While the project will increase access to prolific Williston Basin production, it could also reduce flaring. Once the expansion is completed, a milestone the company anticipates in December, the added takeaway could be put to the test as production spikes in the region.

Construction is already well underway on the 92.5-mile, 250 MMcf/d project in the northwest corner of North Dakota after the Federal Energy Regulatory Commission approved the project June 1. According to WBI Energy Transmission's company website, facilities are expected to go into service sometime in December. The proposed route runs through McKenzie County, which produced over 1.44 Bcf/d in summer 2021, up from 1.18 Bcf/d the summer prior, according to S&P Global Platts Analytics.

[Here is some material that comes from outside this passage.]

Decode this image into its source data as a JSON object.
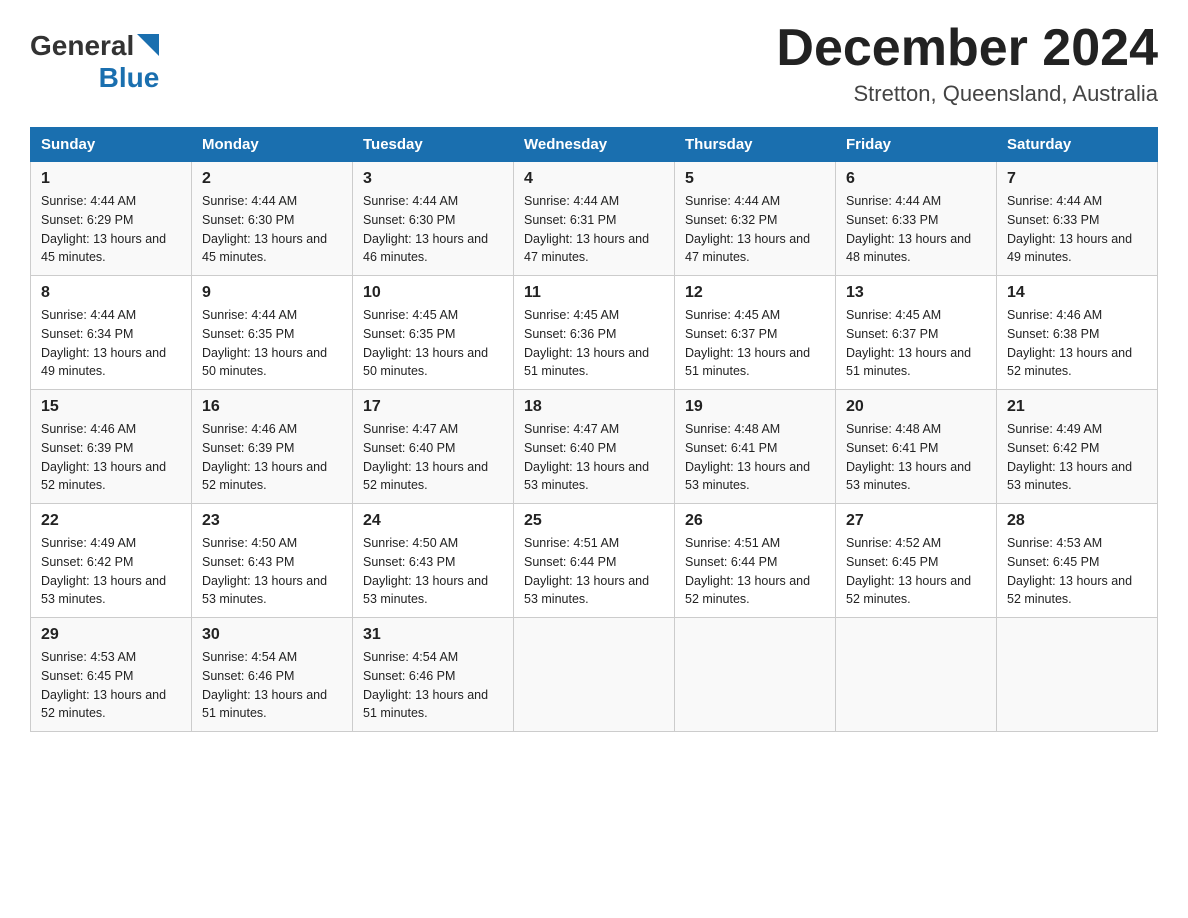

The WBI system plays a vital role for the Williston Basin in bringing much of the play's gas to market in the Midwest. This past summer, WBI carried 1.07 Bcf/d in total to other interconnecting pipelines, of which nearly 1 Bcf/d was put on Northern Border. Northern Border generally runs at or near capacity and is essentially the only outlet for Bakken gas. Bakken volumes typically price off AECO and compete for line space with Western Canadian supply heading east along Northern Border.

At 1 Bcf/d this summer, WBI deliveries to Northern Border were up more than 140 MMcf/d from summer 2020 at an all-time high. WBI deliveries accounted for 56% of the Bakken supply pumped on Northern Border, according to Platts Analytics.

This increase supported Bakken gas in gaining even more Northern Border space. Bakken averaged a summer record 74% share of the space on Northern Border, up two points from summer 2020.

Considering WBI's expansion and its route, it is possible Bakken's share of Northern Border will increase by as much as the added 250 MMcf/d by summer 2022, as production returning from the coronavirus pandemic has been met with an inability to get to a processing plant.

Midsummer flaring in the Bakken was strong, surging to over 8% for the first time since summer 2020 and exceeding the NDIC flaring cap goal of 9% in July, when 10.4% of the production was flared, according to data from the commission. Since then, rig counts in the Bakken have jumped by at least five and are nearing 30 for the first time since April 2020, according to Enverus. WBI's impending expansion may be driving the recent build in rigs.

Looking to Platts Analytics' production forecast, Bakken dry gas production is expected to grow to 2.21 Bcf/d in summer 2022 from 2.06 Bcf/d in summer 2021. WBI's capacity addition will likely play a big role in the takeaway of that production increase.